§ **WHAT YOU NEED TO DO**: A word-for-word copy of the records below is required.

--- MATERIAL TO PROCESS Enclosed Below ---

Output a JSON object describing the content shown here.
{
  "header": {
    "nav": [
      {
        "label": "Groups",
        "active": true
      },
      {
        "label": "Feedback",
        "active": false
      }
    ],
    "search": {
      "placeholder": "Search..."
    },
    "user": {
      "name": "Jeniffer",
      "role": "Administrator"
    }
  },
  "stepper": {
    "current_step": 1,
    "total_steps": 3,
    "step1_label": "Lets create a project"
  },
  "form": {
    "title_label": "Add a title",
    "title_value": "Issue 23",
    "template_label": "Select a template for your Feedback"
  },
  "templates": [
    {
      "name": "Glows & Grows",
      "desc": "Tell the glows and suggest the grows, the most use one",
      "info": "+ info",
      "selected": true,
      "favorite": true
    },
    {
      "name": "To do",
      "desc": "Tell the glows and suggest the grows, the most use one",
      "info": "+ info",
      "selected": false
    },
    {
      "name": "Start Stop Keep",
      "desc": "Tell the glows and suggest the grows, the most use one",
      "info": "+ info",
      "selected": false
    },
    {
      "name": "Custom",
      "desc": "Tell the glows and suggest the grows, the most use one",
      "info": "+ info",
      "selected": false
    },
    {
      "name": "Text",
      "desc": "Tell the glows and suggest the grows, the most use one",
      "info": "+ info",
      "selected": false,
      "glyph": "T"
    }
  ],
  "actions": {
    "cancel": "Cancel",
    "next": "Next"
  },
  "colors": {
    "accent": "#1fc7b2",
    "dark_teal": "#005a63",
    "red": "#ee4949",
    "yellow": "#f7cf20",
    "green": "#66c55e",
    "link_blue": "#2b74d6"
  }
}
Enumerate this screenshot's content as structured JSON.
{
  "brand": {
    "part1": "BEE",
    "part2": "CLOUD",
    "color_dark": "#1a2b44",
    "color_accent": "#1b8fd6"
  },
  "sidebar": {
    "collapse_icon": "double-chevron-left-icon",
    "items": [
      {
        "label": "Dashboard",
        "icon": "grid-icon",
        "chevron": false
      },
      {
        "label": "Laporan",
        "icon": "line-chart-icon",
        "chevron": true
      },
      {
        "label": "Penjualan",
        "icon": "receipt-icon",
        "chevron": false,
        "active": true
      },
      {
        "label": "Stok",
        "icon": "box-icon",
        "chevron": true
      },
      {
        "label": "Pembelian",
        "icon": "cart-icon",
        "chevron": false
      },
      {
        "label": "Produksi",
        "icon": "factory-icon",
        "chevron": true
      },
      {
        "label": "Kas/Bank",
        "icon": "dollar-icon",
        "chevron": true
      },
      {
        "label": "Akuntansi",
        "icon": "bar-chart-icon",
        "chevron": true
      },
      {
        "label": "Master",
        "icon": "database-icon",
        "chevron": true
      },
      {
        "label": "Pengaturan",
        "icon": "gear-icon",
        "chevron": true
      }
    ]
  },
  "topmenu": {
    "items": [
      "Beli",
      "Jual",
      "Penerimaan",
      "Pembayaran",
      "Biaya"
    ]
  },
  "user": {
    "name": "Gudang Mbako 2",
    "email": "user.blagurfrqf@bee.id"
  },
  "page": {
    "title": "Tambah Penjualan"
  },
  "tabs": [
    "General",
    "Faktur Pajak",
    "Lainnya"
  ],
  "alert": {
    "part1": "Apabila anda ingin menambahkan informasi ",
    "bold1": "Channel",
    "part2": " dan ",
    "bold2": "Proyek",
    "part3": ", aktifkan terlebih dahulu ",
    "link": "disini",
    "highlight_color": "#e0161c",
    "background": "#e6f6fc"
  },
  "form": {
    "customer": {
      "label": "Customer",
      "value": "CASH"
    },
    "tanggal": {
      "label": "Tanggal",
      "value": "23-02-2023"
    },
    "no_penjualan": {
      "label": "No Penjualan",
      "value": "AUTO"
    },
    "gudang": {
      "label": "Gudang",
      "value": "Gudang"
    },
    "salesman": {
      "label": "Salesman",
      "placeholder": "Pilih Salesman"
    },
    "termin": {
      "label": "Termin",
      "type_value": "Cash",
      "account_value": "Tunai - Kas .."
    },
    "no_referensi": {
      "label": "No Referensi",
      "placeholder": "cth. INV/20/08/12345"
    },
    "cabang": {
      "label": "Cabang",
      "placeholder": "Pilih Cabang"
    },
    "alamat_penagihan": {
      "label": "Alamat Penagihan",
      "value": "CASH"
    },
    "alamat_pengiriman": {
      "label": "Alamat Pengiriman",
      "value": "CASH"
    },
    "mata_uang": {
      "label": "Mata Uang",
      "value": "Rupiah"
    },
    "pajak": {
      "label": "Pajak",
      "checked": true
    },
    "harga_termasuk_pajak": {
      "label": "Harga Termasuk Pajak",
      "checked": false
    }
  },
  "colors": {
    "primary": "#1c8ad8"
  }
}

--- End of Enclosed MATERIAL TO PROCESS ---

§ **ANSWER BOX**:
Output a JSON object describing the content shown here.
{
  "header": {
    "nav": [
      {
        "label": "Groups",
        "active": true
      },
      {
        "label": "Feedback",
        "active": false
      }
    ],
    "search": {
      "placeholder": "Search..."
    },
    "user": {
      "name": "Jeniffer",
      "role": "Administrator"
    }
  },
  "stepper": {
    "current_step": 1,
    "total_steps": 3,
    "step1_label": "Lets create a project"
  },
  "form": {
    "title_label": "Add a title",
    "title_value": "Issue 23",
    "template_label": "Select a template for your Feedback"
  },
  "templates": [
    {
      "name": "Glows & Grows",
      "desc": "Tell the glows and suggest the grows, the most use one",
      "info": "+ info",
      "selected": true,
      "favorite": true
    },
    {
      "name": "To do",
      "desc": "Tell the glows and suggest the grows, the most use one",
      "info": "+ info",
      "selected": false
    },
    {
      "name": "Start Stop Keep",
      "desc": "Tell the glows and suggest the grows, the most use one",
      "info": "+ info",
      "selected": false
    },
    {
      "name": "Custom",
      "desc": "Tell the glows and suggest the grows, the most use one",
      "info": "+ info",
      "selected": false
    },
    {
      "name": "Text",
      "desc": "Tell the glows and suggest the grows, the most use one",
      "info": "+ info",
      "selected": false,
      "glyph": "T"
    }
  ],
  "actions": {
    "cancel": "Cancel",
    "next": "Next"
  },
  "colors": {
    "accent": "#1fc7b2",
    "dark_teal": "#005a63",
    "red": "#ee4949",
    "yellow": "#f7cf20",
    "green": "#66c55e",
    "link_blue": "#2b74d6"
  }
}
Enumerate this screenshot's content as structured JSON.
{
  "brand": {
    "part1": "BEE",
    "part2": "CLOUD",
    "color_dark": "#1a2b44",
    "color_accent": "#1b8fd6"
  },
  "sidebar": {
    "collapse_icon": "double-chevron-left-icon",
    "items": [
      {
        "label": "Dashboard",
        "icon": "grid-icon",
        "chevron": false
      },
      {
        "label": "Laporan",
        "icon": "line-chart-icon",
        "chevron": true
      },
      {
        "label": "Penjualan",
        "icon": "receipt-icon",
        "chevron": false,
        "active": true
      },
      {
        "label": "Stok",
        "icon": "box-icon",
        "chevron": true
      },
      {
        "label": "Pembelian",
        "icon": "cart-icon",
        "chevron": false
      },
      {
        "label": "Produksi",
        "icon": "factory-icon",
        "chevron": true
      },
      {
        "label": "Kas/Bank",
        "icon": "dollar-icon",
        "chevron": true
      },
      {
        "label": "Akuntansi",
        "icon": "bar-chart-icon",
        "chevron": true
      },
      {
        "label": "Master",
        "icon": "database-icon",
        "chevron": true
      },
      {
        "label": "Pengaturan",
        "icon": "gear-icon",
        "chevron": true
      }
    ]
  },
  "topmenu": {
    "items": [
      "Beli",
      "Jual",
      "Penerimaan",
      "Pembayaran",
      "Biaya"
    ]
  },
  "user": {
    "name": "Gudang Mbako 2",
    "email": "user.blagurfrqf@bee.id"
  },
  "page": {
    "title": "Tambah Penjualan"
  },
  "tabs": [
    "General",
    "Faktur Pajak",
    "Lainnya"
  ],
  "alert": {
    "part1": "Apabila anda ingin menambahkan informasi ",
    "bold1": "Channel",
    "part2": " dan ",
    "bold2": "Proyek",
    "part3": ", aktifkan terlebih dahulu ",
    "link": "disini",
    "highlight_color": "#e0161c",
    "background": "#e6f6fc"
  },
  "form": {
    "customer": {
      "label": "Customer",
      "value": "CASH"
    },
    "tanggal": {
      "label": "Tanggal",
      "value": "23-02-2023"
    },
    "no_penjualan": {
      "label": "No Penjualan",
      "value": "AUTO"
    },
    "gudang": {
      "label": "Gudang",
      "value": "Gudang"
    },
    "salesman": {
      "label": "Salesman",
      "placeholder": "Pilih Salesman"
    },
    "termin": {
      "label": "Termin",
      "type_value": "Cash",
      "account_value": "Tunai - Kas .."
    },
    "no_referensi": {
      "label": "No Referensi",
      "placeholder": "cth. INV/20/08/12345"
    },
    "cabang": {
      "label": "Cabang",
      "placeholder": "Pilih Cabang"
    },
    "alamat_penagihan": {
      "label": "Alamat Penagihan",
      "value": "CASH"
    },
    "alamat_pengiriman": {
      "label": "Alamat Pengiriman",
      "value": "CASH"
    },
    "mata_uang": {
      "label": "Mata Uang",
      "value": "Rupiah"
    },
    "pajak": {
      "label": "Pajak",
      "checked": true
    },
    "harga_termasuk_pajak": {
      "label": "Harga Termasuk Pajak",
      "checked": false
    }
  },
  "colors": {
    "primary": "#1c8ad8"
  }
}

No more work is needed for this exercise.